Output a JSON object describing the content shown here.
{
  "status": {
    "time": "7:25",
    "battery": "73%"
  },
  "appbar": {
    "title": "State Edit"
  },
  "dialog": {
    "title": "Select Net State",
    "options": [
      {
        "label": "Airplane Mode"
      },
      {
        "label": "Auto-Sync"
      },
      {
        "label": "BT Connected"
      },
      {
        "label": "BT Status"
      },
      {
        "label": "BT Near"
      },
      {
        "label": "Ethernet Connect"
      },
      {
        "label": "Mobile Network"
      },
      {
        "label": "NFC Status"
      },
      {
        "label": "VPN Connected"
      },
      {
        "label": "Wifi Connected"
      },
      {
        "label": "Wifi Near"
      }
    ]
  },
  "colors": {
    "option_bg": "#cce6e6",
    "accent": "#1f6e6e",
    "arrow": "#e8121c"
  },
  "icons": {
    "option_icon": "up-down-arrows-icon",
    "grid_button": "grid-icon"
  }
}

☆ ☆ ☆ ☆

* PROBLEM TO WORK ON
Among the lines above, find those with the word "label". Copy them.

* RESPONSE FOR THIS EXERCISE
        "label": "Airplane Mode"
        "label": "Auto-Sync"
        "label": "BT Connected"
        "label": "BT Status"
        "label": "BT Near"
        "label": "Ethernet Connect"
        "label": "Mobile Network"
        "label": "NFC Status"
        "label": "VPN Connected"
        "label": "Wifi Connected"
        "label": "Wifi Near"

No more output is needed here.